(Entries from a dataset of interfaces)
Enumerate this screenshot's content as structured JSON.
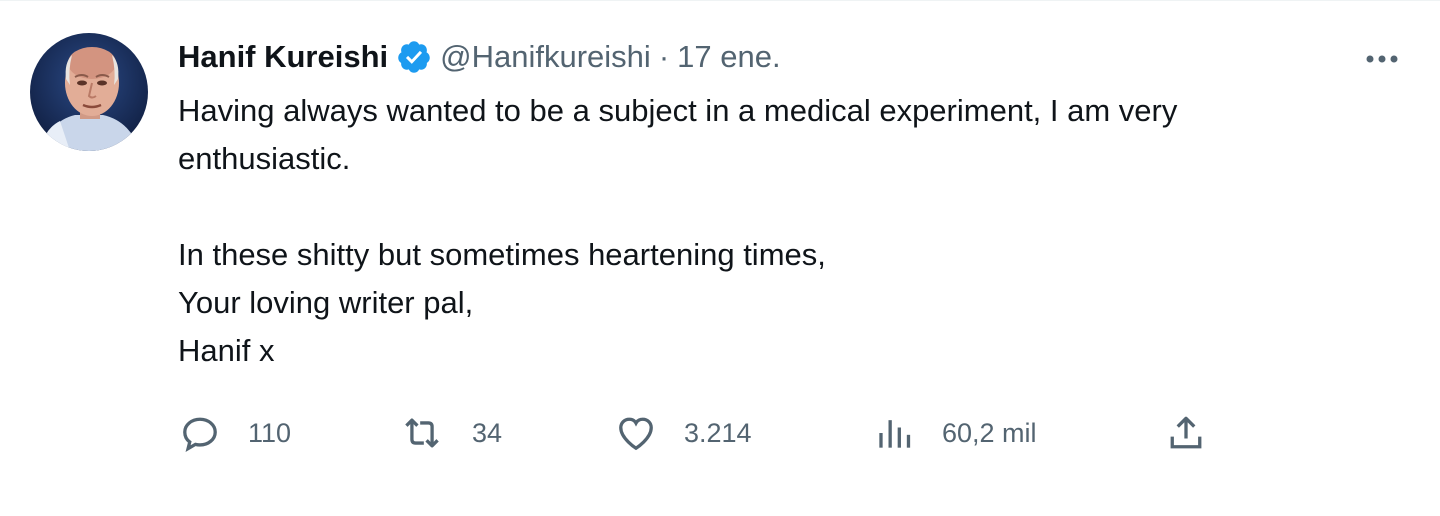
{
  "author": {
    "name": "Hanif Kureishi",
    "verified_icon": "verified-badge-icon",
    "handle": "@Hanifkureishi",
    "separator": "·",
    "time": "17 ene.",
    "avatar_icon": "avatar-portrait"
  },
  "more_icon": "more-options-icon",
  "tweet": {
    "line1": "Having always wanted to be a subject in a medical experiment, I am very",
    "line2": "enthusiastic.",
    "line3": "In these shitty but sometimes heartening times,",
    "line4": "Your loving writer pal,",
    "line5": "Hanif x"
  },
  "actions": {
    "reply": {
      "icon": "reply-icon",
      "count": "110"
    },
    "retweet": {
      "icon": "retweet-icon",
      "count": "34"
    },
    "like": {
      "icon": "heart-icon",
      "count": "3.214"
    },
    "views": {
      "icon": "views-chart-icon",
      "count": "60,2 mil"
    },
    "share": {
      "icon": "share-icon"
    }
  },
  "colors": {
    "verified_blue": "#1d9bf0",
    "secondary_text": "#536471",
    "primary_text": "#0f1419"
  }
}
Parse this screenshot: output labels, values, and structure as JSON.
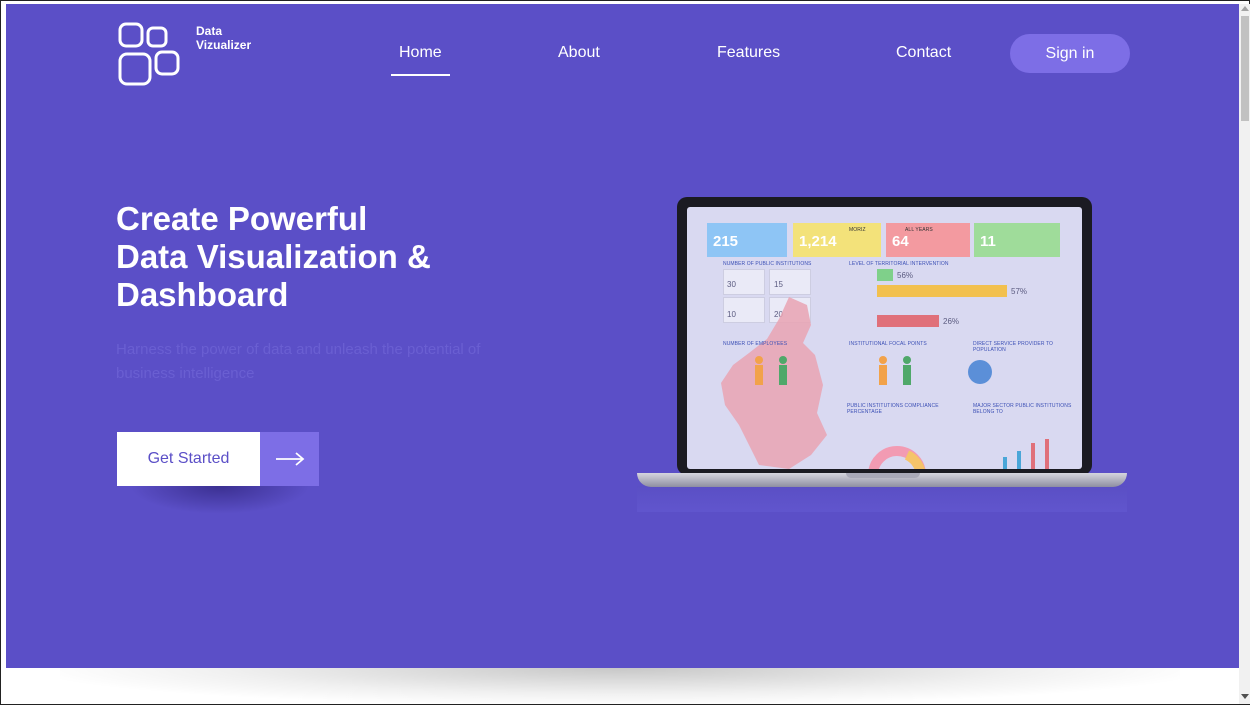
{
  "brand": {
    "name_line1": "Data",
    "name_line2": "Vizualizer"
  },
  "nav": {
    "items": [
      {
        "label": "Home",
        "active": true
      },
      {
        "label": "About"
      },
      {
        "label": "Features"
      },
      {
        "label": "Contact"
      }
    ],
    "signin_label": "Sign in"
  },
  "hero": {
    "headline_line1": "Create Powerful",
    "headline_line2": "Data Visualization &",
    "headline_line3": "Dashboard",
    "subtext": "Harness the power of data and unleash the potential of business intelligence",
    "cta_label": "Get Started",
    "cta_icon": "arrow-right-icon"
  },
  "dashboard": {
    "kpis": [
      {
        "value": "215",
        "color": "#8ec5f5"
      },
      {
        "value": "1,214",
        "color": "#f3e27a"
      },
      {
        "value": "64",
        "color": "#f39aa0"
      },
      {
        "value": "11",
        "color": "#9fdc9a"
      }
    ],
    "filters": {
      "f1": "MORIZ",
      "f2": "ALL YEARS"
    },
    "labels": {
      "l1": "NUMBER OF PUBLIC INSTITUTIONS",
      "l2": "LEVEL OF TERRITORIAL INTERVENTION",
      "l3": "NUMBER OF EMPLOYEES",
      "l4": "INSTITUTIONAL FOCAL POINTS",
      "l5": "DIRECT SERVICE PROVIDER TO POPULATION",
      "l6": "PUBLIC INSTITUTIONS COMPLIANCE PERCENTAGE",
      "l7": "MAJOR SECTOR PUBLIC INSTITUTIONS BELONG TO"
    },
    "mini": {
      "m1": "30",
      "m2": "15",
      "m3": "10",
      "m4": "20",
      "p1": "56%",
      "p2": "57%",
      "p3": "26%"
    }
  },
  "colors": {
    "hero_bg": "#5b4fc7",
    "accent": "#7d6ee6",
    "white": "#ffffff"
  }
}
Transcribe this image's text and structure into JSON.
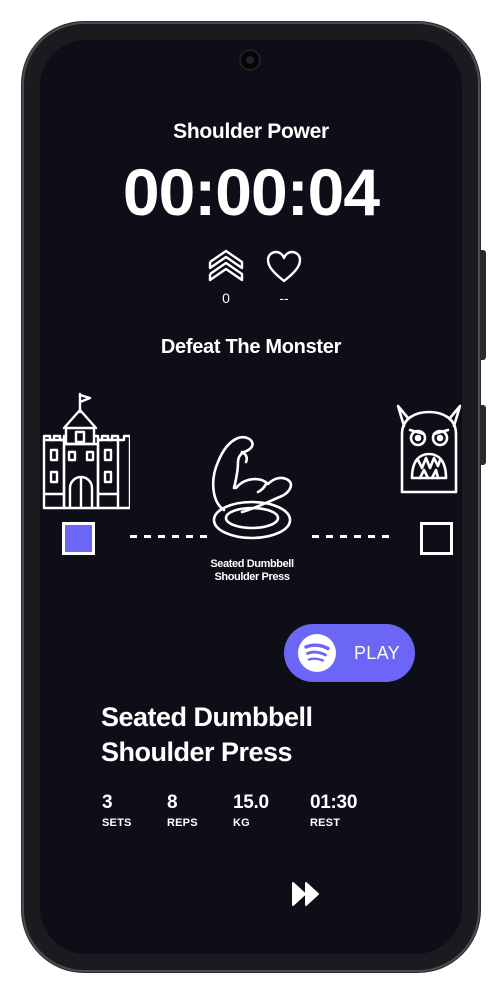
{
  "header": {
    "workout_title": "Shoulder Power",
    "timer": "00:00:04"
  },
  "stats": {
    "level_value": "0",
    "heart_rate_value": "--"
  },
  "mission": {
    "title": "Defeat The Monster",
    "progress_fraction": 0.5
  },
  "current_exercise_caption": {
    "line1": "Seated Dumbbell",
    "line2": "Shoulder Press"
  },
  "music": {
    "play_label": "PLAY",
    "accent_color": "#6b66f5"
  },
  "exercise": {
    "name_line1": "Seated Dumbbell",
    "name_line2": "Shoulder Press",
    "details": [
      {
        "value": "3",
        "label": "SETS"
      },
      {
        "value": "8",
        "label": "REPS"
      },
      {
        "value": "15.0",
        "label": "KG"
      },
      {
        "value": "01:30",
        "label": "REST"
      }
    ]
  },
  "icons": {
    "level": "chevrons-up-icon",
    "heart": "heart-icon",
    "castle": "castle-icon",
    "exercise": "flexed-arm-icon",
    "monster": "monster-icon",
    "spotify": "spotify-icon",
    "skip": "fast-forward-icon"
  },
  "colors": {
    "background": "#0d0e17",
    "text": "#ffffff",
    "accent": "#6b66f5"
  }
}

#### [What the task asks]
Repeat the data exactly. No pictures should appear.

#### [Output of the task]
Enumerate this screenshot's content as structured JSON.
{
  "author": {
    "name": "Hanif Kureishi",
    "verified_icon": "verified-badge-icon",
    "handle": "@Hanifkureishi",
    "separator": "·",
    "time": "17 ene.",
    "avatar_icon": "avatar-portrait"
  },
  "more_icon": "more-options-icon",
  "tweet": {
    "line1": "Having always wanted to be a subject in a medical experiment, I am very",
    "line2": "enthusiastic.",
    "line3": "In these shitty but sometimes heartening times,",
    "line4": "Your loving writer pal,",
    "line5": "Hanif x"
  },
  "actions": {
    "reply": {
      "icon": "reply-icon",
      "count": "110"
    },
    "retweet": {
      "icon": "retweet-icon",
      "count": "34"
    },
    "like": {
      "icon": "heart-icon",
      "count": "3.214"
    },
    "views": {
      "icon": "views-chart-icon",
      "count": "60,2 mil"
    },
    "share": {
      "icon": "share-icon"
    }
  },
  "colors": {
    "verified_blue": "#1d9bf0",
    "secondary_text": "#536471",
    "primary_text": "#0f1419"
  }
}
Parse this screenshot: output labels, values, and structure as JSON.
{
  "brand": {
    "name_line1": "Data",
    "name_line2": "Vizualizer"
  },
  "nav": {
    "items": [
      {
        "label": "Home",
        "active": true
      },
      {
        "label": "About"
      },
      {
        "label": "Features"
      },
      {
        "label": "Contact"
      }
    ],
    "signin_label": "Sign in"
  },
  "hero": {
    "headline_line1": "Create Powerful",
    "headline_line2": "Data Visualization &",
    "headline_line3": "Dashboard",
    "subtext": "Harness the power of data and unleash the potential of business intelligence",
    "cta_label": "Get Started",
    "cta_icon": "arrow-right-icon"
  },
  "dashboard": {
    "kpis": [
      {
        "value": "215",
        "color": "#8ec5f5"
      },
      {
        "value": "1,214",
        "color": "#f3e27a"
      },
      {
        "value": "64",
        "color": "#f39aa0"
      },
      {
        "value": "11",
        "color": "#9fdc9a"
      }
    ],
    "filters": {
      "f1": "MORIZ",
      "f2": "ALL YEARS"
    },
    "labels": {
      "l1": "NUMBER OF PUBLIC INSTITUTIONS",
      "l2": "LEVEL OF TERRITORIAL INTERVENTION",
      "l3": "NUMBER OF EMPLOYEES",
      "l4": "INSTITUTIONAL FOCAL POINTS",
      "l5": "DIRECT SERVICE PROVIDER TO POPULATION",
      "l6": "PUBLIC INSTITUTIONS COMPLIANCE PERCENTAGE",
      "l7": "MAJOR SECTOR PUBLIC INSTITUTIONS BELONG TO"
    },
    "mini": {
      "m1": "30",
      "m2": "15",
      "m3": "10",
      "m4": "20",
      "p1": "56%",
      "p2": "57%",
      "p3": "26%"
    }
  },
  "colors": {
    "hero_bg": "#5b4fc7",
    "accent": "#7d6ee6",
    "white": "#ffffff"
  }
}
Transcribe this image's text and structure into JSON.
{
  "header": {
    "workout_title": "Shoulder Power",
    "timer": "00:00:04"
  },
  "stats": {
    "level_value": "0",
    "heart_rate_value": "--"
  },
  "mission": {
    "title": "Defeat The Monster",
    "progress_fraction": 0.5
  },
  "current_exercise_caption": {
    "line1": "Seated Dumbbell",
    "line2": "Shoulder Press"
  },
  "music": {
    "play_label": "PLAY",
    "accent_color": "#6b66f5"
  },
  "exercise": {
    "name_line1": "Seated Dumbbell",
    "name_line2": "Shoulder Press",
    "details": [
      {
        "value": "3",
        "label": "SETS"
      },
      {
        "value": "8",
        "label": "REPS"
      },
      {
        "value": "15.0",
        "label": "KG"
      },
      {
        "value": "01:30",
        "label": "REST"
      }
    ]
  },
  "icons": {
    "level": "chevrons-up-icon",
    "heart": "heart-icon",
    "castle": "castle-icon",
    "exercise": "flexed-arm-icon",
    "monster": "monster-icon",
    "spotify": "spotify-icon",
    "skip": "fast-forward-icon"
  },
  "colors": {
    "background": "#0d0e17",
    "text": "#ffffff",
    "accent": "#6b66f5"
  }
}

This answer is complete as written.